Exercise materials below:
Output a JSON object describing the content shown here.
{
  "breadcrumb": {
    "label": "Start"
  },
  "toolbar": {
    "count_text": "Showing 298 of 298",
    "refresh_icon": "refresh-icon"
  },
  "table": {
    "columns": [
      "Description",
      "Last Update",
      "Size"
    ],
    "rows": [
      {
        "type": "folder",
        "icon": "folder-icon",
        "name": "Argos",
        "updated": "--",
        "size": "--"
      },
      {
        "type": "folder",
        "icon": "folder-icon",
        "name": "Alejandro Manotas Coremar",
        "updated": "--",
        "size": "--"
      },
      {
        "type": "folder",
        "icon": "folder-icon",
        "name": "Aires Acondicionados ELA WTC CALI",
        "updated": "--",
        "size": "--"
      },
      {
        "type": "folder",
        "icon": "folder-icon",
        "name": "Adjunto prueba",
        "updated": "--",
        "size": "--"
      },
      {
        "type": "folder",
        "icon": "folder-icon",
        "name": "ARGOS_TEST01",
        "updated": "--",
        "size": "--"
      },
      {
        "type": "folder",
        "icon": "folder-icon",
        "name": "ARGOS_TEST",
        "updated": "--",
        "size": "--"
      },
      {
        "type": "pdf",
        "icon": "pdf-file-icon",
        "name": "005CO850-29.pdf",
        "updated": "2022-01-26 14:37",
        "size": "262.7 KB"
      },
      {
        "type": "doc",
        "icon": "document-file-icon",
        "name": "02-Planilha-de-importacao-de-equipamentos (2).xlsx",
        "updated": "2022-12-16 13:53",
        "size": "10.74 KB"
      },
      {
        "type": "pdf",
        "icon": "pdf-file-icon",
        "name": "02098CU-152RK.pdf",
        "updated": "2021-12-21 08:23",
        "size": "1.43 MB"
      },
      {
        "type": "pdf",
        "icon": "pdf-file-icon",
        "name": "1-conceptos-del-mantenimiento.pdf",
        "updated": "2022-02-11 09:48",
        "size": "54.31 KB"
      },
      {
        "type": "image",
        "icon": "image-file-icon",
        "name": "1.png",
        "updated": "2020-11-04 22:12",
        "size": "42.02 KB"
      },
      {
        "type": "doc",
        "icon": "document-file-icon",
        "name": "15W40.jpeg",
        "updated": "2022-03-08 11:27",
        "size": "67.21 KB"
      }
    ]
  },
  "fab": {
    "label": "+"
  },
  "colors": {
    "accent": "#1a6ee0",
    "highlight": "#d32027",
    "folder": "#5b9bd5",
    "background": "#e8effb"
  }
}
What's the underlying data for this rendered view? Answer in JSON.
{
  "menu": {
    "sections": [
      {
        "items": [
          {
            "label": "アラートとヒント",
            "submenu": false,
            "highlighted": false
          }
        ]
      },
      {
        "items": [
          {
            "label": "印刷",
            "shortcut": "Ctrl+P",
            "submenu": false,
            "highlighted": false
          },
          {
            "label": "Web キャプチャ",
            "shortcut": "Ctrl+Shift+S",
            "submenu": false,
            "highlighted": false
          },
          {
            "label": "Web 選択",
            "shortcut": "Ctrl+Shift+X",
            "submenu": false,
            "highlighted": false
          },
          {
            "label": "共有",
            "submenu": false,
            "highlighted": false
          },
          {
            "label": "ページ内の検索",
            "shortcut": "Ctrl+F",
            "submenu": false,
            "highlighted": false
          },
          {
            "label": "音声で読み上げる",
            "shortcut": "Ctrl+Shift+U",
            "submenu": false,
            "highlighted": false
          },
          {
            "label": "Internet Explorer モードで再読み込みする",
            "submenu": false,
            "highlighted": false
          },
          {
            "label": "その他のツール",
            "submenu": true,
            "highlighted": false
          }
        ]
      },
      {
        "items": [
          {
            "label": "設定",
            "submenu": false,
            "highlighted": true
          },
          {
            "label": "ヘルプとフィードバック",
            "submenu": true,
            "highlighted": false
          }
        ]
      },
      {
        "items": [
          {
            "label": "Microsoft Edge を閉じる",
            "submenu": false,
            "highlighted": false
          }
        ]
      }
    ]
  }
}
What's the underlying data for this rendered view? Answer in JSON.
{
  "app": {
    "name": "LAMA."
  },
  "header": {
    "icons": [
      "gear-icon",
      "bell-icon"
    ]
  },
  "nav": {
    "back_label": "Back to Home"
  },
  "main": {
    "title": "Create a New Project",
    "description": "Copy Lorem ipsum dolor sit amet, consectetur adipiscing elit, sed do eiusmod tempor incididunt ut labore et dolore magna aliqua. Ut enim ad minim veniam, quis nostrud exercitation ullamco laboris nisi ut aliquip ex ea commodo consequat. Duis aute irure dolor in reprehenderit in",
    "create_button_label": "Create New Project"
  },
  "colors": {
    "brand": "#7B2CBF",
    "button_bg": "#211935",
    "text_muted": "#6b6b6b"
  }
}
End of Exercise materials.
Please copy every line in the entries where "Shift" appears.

            "shortcut": "Ctrl+Shift+S",
            "shortcut": "Ctrl+Shift+X",
            "shortcut": "Ctrl+Shift+U",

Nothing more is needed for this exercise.